> [DATA FOR ANALYSIS]:
◆ ◆ ◆ ◆ ◆

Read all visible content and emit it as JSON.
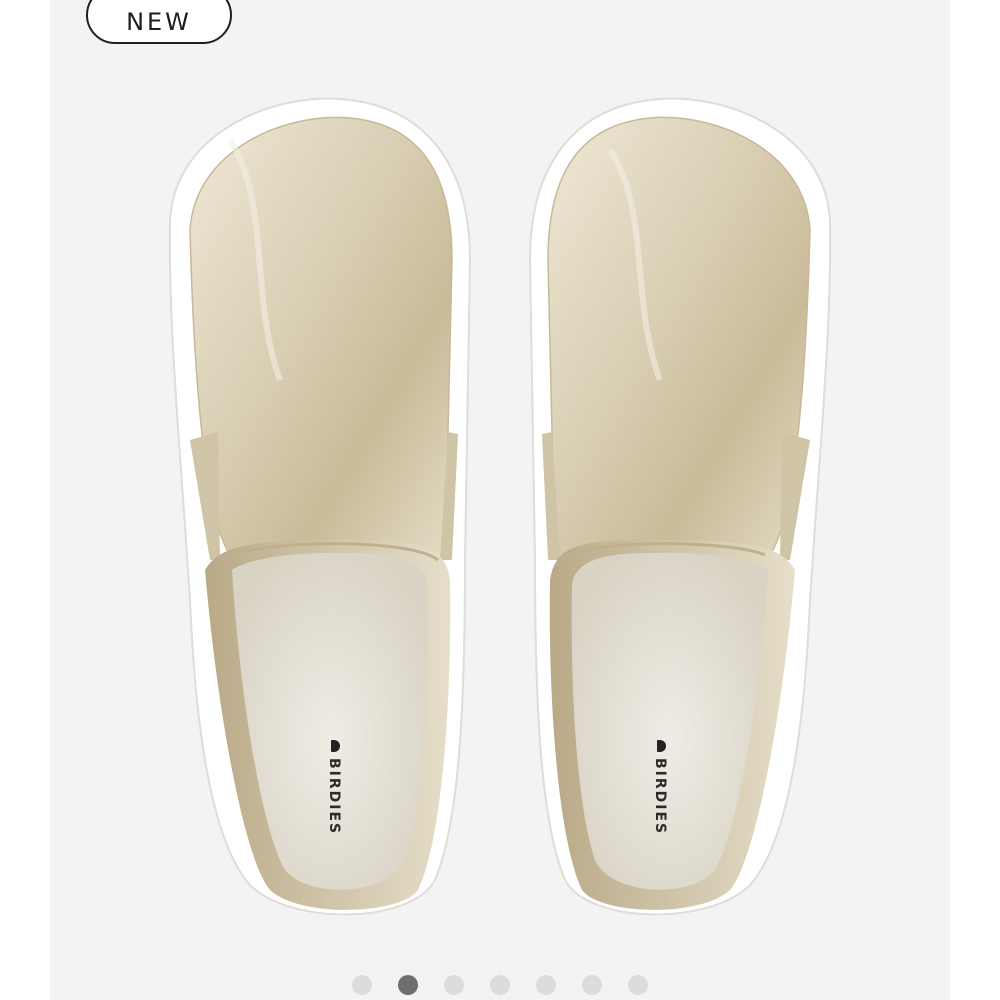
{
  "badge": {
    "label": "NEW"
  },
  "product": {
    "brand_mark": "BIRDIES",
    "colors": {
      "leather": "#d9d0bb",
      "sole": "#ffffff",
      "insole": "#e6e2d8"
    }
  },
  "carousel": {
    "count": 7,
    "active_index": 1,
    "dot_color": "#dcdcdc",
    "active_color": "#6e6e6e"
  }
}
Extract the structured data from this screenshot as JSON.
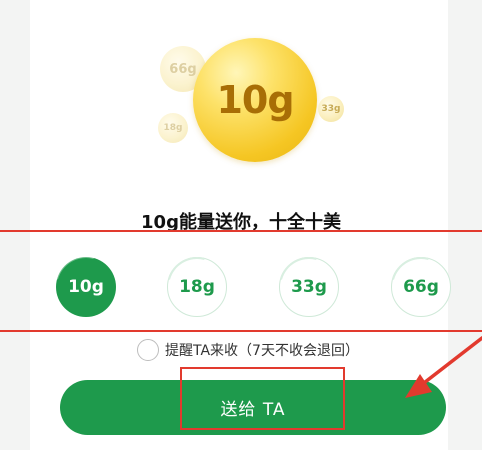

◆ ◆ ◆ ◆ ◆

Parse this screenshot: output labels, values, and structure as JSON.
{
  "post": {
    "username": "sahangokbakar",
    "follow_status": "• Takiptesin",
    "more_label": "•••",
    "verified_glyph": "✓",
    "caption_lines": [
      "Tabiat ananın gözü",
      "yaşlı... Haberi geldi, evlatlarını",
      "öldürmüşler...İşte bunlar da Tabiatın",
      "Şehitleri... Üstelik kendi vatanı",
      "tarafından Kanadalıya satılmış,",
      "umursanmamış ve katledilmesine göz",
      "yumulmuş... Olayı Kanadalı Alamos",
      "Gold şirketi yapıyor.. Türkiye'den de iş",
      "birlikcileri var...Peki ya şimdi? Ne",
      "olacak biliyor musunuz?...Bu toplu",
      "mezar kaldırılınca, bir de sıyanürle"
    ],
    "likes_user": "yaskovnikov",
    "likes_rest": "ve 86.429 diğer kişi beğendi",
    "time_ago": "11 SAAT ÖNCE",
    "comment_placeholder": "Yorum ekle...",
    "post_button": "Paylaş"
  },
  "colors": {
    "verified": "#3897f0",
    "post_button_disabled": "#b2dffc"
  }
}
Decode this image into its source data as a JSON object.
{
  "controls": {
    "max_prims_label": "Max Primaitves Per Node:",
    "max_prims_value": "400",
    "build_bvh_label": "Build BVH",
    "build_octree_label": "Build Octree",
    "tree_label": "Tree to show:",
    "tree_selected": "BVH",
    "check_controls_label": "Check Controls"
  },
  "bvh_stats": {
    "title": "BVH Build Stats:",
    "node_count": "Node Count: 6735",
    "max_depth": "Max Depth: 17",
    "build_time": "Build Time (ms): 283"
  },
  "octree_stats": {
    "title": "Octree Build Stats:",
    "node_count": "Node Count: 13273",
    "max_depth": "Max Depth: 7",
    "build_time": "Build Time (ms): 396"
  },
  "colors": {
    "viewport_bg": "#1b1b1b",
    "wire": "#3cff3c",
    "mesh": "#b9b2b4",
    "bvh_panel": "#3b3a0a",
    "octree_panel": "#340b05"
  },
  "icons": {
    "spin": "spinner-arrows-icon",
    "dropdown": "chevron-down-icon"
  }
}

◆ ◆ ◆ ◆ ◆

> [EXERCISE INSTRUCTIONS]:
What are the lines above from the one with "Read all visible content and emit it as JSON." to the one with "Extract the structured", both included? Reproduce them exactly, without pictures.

> [WRITTEN SOLUTION]:
Read all visible content and emit it as JSON.
{
  "badge": {
    "label": "NEW"
  },
  "product": {
    "brand_mark": "BIRDIES",
    "colors": {
      "leather": "#d9d0bb",
      "sole": "#ffffff",
      "insole": "#e6e2d8"
    }
  },
  "carousel": {
    "count": 7,
    "active_index": 1,
    "dot_color": "#dcdcdc",
    "active_color": "#6e6e6e"
  }
}
Extract the structured data from this screenshot as JSON.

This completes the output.